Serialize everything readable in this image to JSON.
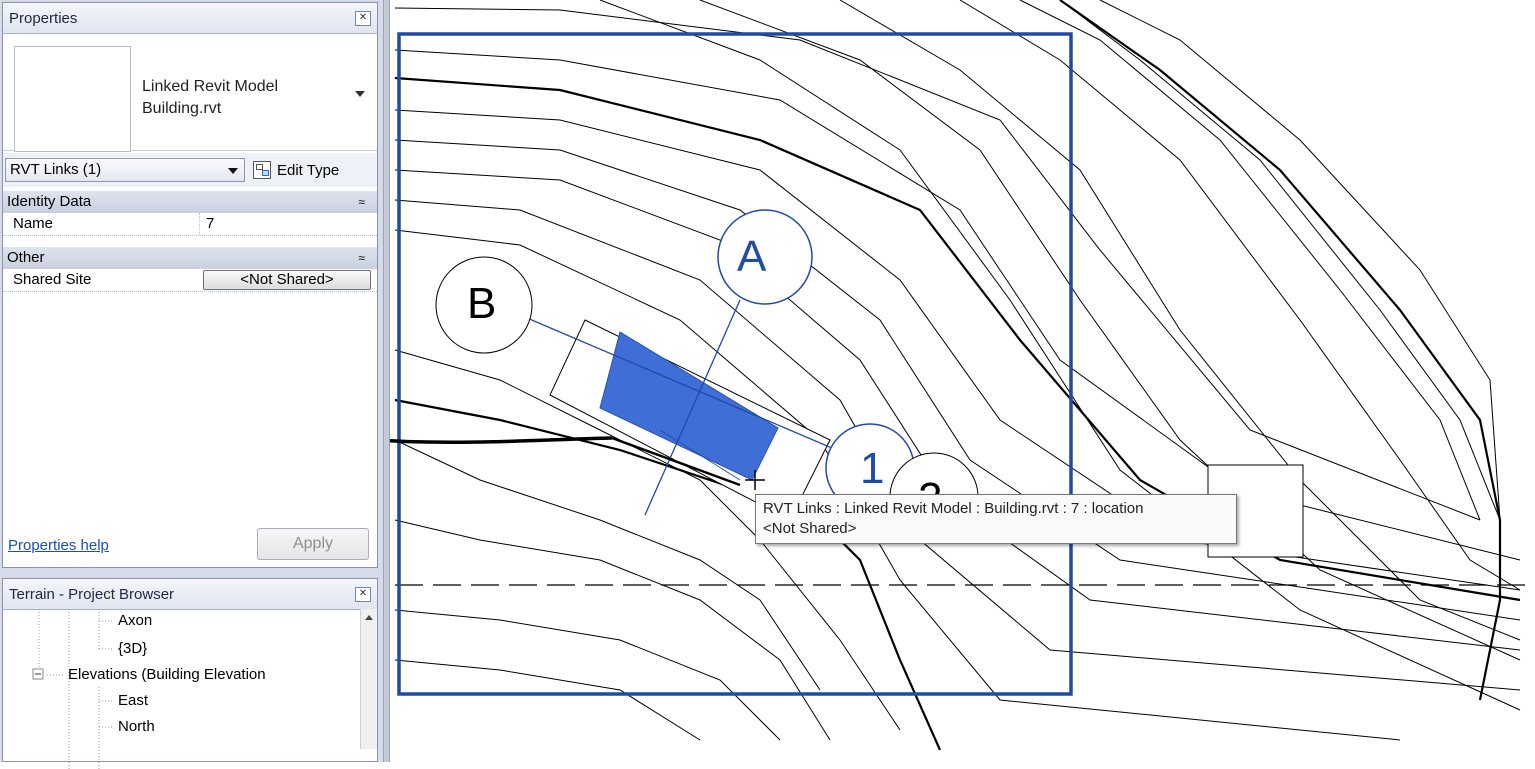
{
  "properties": {
    "title": "Properties",
    "type_name_line1": "Linked Revit Model",
    "type_name_line2": "Building.rvt",
    "filter": "RVT Links (1)",
    "edit_type": "Edit Type",
    "groups": [
      {
        "label": "Identity Data",
        "rows": [
          {
            "label": "Name",
            "value": "7"
          }
        ]
      },
      {
        "label": "Other",
        "rows": [
          {
            "label": "Shared Site",
            "value": "<Not Shared>"
          }
        ]
      }
    ],
    "help_link": "Properties help",
    "apply_button": "Apply"
  },
  "project_browser": {
    "title": "Terrain - Project Browser",
    "items": [
      "Axon",
      "{3D}",
      "Elevations (Building Elevation",
      "East",
      "North"
    ],
    "expander": "⊟"
  },
  "canvas": {
    "grid_labels": [
      "A",
      "B",
      "1",
      "2"
    ],
    "tooltip_line1": "RVT Links : Linked Revit Model : Building.rvt : 7 : location",
    "tooltip_line2": "<Not Shared>"
  },
  "colors": {
    "selection_blue": "#1f4aa8",
    "building_fill": "#3f6fd6",
    "panel_bg": "#d6dbe9"
  }
}
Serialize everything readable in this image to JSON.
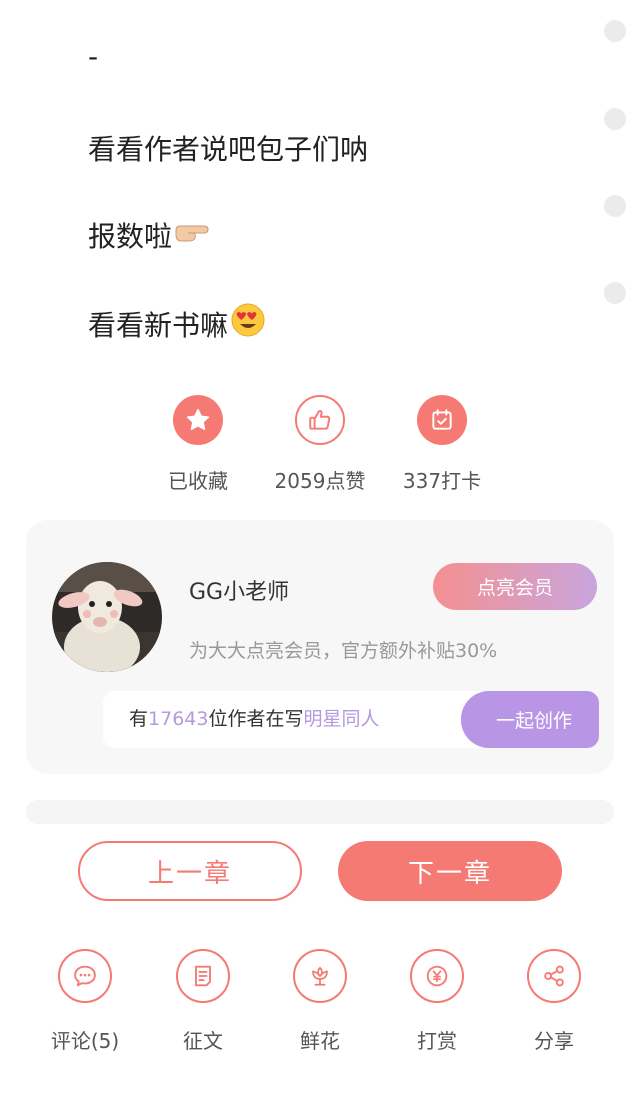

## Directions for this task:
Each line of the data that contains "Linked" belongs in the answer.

## Reply to the task:
    "type_name_line1": "Linked Revit Model",
    "tooltip_line1": "RVT Links : Linked Revit Model : Building.rvt : 7 : location",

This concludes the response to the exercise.